Location: Functional Foods Research

Title: Intestinal gas production by the gut microbiota: A review

item MUTUYEMUNGU, ERASME - University Of Nebraska
item Singh, Mukti
item Liu, Sean
item ROSE, DEVIN - University Of Nebraska

Submitted to: Journal of Functional Foods
Publication Type: Review Article
Publication Acceptance Date: 12/4/2022
Publication Date: 12/8/2022
Citation: Mutuyemungu, E., Singh, M., Liu, S.X., Rose, D. 2022. Intestinal gas production by the gut microbiota: A review. Journal of Functional Foods. 100. Article 105367.

Interpretive Summary:

Technical Abstract: In addition to causing embarrassment, intestinal gas is reported to be associated with other symptoms, some of which can be deleterious. Therefore, this review provides an overview of the gas–producing pathways used by the human gut microbiome and outlines foods associated with intestinal gas. Bacteroides, Ruminococcus, Roseburia, Clostridium, Eubacterium, Desulfovibrio, and methanogenic Archaea (e.g., Methanobrevibacter) are among the most abundant microbes responsible for gas produced from the fermentation of nutrients in the colon. More than 99% of intestinal gas produced by gut microbiota is composed of hydrogen, carbon dioxide and methane, while less than 1% is composed of various other odiferous gases. Many intervention studies have linked different food groups with intestinal gas. Food groups associated with intestinal gas include pulses, vegetables, fruits, whole grains, and, for some individuals, dairy products. These foods are rich in non–digestible carbohydrates such as raffinose family oligosaccharides, fructans, polyols, and, for sensitive individuals, lactose. These carbohydrates escape digestion in the small intestines and pass into the colon, where they are fermented by colonic bacteria and directly or indirectly by cross-feeding produce gases.

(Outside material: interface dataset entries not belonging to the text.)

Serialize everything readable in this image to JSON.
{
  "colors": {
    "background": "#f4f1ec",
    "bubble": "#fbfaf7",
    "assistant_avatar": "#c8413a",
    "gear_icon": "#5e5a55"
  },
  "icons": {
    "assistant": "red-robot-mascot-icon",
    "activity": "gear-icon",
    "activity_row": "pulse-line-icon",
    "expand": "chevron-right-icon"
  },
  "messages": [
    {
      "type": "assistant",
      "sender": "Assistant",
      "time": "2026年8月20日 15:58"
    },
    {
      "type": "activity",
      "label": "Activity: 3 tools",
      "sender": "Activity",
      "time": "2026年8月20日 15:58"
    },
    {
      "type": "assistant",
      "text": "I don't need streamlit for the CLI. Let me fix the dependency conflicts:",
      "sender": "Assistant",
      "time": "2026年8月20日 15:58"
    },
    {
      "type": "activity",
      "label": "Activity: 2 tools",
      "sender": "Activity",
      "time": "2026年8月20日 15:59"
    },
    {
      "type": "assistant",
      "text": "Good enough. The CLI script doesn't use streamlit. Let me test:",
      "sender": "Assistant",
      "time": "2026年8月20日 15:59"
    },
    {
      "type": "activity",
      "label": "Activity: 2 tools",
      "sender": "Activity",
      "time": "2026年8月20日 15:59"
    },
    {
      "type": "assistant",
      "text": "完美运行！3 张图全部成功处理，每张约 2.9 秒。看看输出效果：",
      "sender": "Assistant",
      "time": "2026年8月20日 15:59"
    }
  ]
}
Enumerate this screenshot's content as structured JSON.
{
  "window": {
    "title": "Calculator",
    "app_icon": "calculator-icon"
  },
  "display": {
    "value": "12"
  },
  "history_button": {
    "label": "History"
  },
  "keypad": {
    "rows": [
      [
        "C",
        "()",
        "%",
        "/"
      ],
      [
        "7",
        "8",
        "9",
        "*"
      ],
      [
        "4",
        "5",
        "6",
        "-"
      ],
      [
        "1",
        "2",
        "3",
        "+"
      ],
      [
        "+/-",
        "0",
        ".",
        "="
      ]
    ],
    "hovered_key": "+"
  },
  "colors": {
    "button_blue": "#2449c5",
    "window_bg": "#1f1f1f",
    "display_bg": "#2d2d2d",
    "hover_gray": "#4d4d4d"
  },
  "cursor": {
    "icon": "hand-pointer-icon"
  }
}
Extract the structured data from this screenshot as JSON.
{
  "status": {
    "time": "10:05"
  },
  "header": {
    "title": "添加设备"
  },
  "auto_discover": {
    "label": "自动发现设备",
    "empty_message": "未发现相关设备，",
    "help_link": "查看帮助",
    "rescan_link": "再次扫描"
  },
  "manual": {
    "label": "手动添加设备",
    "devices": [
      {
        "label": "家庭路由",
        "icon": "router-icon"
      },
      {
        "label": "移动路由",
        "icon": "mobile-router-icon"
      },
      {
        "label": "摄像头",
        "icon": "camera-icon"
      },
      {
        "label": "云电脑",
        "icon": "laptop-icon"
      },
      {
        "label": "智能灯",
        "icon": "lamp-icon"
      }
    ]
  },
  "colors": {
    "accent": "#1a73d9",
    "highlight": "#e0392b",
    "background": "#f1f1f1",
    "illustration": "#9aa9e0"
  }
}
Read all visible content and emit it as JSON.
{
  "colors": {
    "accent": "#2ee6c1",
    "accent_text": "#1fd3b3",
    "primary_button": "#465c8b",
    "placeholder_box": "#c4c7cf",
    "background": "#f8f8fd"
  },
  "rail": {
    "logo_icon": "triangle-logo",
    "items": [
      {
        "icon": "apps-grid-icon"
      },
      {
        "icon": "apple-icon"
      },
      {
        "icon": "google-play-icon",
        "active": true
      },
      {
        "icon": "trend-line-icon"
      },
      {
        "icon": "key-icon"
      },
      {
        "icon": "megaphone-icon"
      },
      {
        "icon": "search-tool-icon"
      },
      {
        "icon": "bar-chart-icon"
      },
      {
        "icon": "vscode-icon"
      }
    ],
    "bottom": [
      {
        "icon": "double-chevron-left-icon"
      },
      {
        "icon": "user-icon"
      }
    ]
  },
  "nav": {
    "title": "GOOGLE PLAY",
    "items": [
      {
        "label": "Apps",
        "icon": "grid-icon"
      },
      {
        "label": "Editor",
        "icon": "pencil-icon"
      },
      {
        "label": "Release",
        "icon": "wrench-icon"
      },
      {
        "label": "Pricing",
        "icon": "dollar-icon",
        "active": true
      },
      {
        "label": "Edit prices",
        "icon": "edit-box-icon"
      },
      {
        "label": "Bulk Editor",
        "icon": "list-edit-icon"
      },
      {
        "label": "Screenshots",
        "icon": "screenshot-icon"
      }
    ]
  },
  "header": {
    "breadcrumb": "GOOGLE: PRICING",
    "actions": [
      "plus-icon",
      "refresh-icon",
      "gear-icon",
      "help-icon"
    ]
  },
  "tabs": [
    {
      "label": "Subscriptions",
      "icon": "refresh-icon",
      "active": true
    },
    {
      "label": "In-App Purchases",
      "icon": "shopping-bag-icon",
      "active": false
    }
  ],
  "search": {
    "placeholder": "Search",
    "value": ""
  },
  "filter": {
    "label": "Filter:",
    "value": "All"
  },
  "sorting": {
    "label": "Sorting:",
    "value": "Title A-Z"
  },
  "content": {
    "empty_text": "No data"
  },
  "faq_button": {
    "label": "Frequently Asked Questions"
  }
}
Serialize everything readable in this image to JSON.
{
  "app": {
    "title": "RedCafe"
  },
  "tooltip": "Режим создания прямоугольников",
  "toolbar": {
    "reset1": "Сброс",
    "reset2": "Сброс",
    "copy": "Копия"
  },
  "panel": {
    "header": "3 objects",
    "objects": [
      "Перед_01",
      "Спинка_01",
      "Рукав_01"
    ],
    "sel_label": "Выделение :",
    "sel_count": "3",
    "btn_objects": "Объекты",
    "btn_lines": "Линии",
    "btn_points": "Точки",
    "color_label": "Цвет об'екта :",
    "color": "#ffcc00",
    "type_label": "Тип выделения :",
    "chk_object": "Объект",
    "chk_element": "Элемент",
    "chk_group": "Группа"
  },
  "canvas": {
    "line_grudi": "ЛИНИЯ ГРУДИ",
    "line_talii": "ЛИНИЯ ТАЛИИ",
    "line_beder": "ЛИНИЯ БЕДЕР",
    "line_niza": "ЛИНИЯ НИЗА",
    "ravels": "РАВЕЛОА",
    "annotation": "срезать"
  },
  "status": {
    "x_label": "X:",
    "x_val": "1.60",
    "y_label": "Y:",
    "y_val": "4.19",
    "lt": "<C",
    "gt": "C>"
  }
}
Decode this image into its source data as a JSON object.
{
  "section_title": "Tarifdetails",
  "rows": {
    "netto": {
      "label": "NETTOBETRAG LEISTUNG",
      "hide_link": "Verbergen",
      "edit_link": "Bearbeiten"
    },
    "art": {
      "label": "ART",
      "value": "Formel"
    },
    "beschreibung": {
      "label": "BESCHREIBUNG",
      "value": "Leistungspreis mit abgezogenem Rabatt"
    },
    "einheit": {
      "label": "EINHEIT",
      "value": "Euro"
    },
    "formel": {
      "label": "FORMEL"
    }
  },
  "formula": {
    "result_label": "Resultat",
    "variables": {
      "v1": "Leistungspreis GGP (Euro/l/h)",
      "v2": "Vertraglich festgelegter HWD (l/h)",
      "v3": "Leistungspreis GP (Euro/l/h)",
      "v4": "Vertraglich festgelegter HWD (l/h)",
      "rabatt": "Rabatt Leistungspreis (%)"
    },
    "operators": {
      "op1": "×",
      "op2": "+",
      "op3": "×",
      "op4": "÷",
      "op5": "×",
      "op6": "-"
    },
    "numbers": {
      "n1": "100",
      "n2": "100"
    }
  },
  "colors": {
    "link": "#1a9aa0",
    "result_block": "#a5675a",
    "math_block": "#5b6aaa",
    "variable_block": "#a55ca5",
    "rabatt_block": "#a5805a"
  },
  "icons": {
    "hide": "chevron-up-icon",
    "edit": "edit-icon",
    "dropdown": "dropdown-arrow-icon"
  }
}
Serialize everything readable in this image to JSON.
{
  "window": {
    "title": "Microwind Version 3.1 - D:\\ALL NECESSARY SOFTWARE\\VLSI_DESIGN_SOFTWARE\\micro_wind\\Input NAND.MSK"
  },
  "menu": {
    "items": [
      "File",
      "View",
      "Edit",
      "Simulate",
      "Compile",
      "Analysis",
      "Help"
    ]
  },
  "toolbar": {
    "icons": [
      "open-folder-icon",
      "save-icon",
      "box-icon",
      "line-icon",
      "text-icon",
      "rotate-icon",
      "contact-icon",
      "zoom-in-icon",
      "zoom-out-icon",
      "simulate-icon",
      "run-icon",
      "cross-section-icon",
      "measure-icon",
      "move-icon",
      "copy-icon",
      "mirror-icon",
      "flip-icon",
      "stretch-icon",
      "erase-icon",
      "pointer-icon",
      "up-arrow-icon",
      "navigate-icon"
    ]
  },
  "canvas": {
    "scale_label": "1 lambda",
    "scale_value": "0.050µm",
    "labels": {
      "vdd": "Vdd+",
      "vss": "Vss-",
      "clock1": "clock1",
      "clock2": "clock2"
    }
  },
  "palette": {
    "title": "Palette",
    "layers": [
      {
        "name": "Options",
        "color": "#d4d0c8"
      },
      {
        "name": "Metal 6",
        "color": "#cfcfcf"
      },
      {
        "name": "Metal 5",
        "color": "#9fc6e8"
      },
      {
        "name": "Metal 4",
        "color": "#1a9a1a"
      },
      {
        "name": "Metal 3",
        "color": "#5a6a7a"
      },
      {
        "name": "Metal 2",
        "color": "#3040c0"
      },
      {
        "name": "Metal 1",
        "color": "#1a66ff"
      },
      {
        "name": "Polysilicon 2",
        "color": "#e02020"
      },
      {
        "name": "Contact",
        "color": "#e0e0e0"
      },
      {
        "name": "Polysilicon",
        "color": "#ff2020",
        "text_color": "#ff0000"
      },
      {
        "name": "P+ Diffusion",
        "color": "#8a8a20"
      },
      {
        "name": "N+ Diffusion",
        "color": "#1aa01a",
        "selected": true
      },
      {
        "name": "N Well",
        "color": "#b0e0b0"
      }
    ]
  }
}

Additional research on gaseous products released by gut microbiota and foods associated with gas may well help mitigate the symptoms linked to intestinal gas.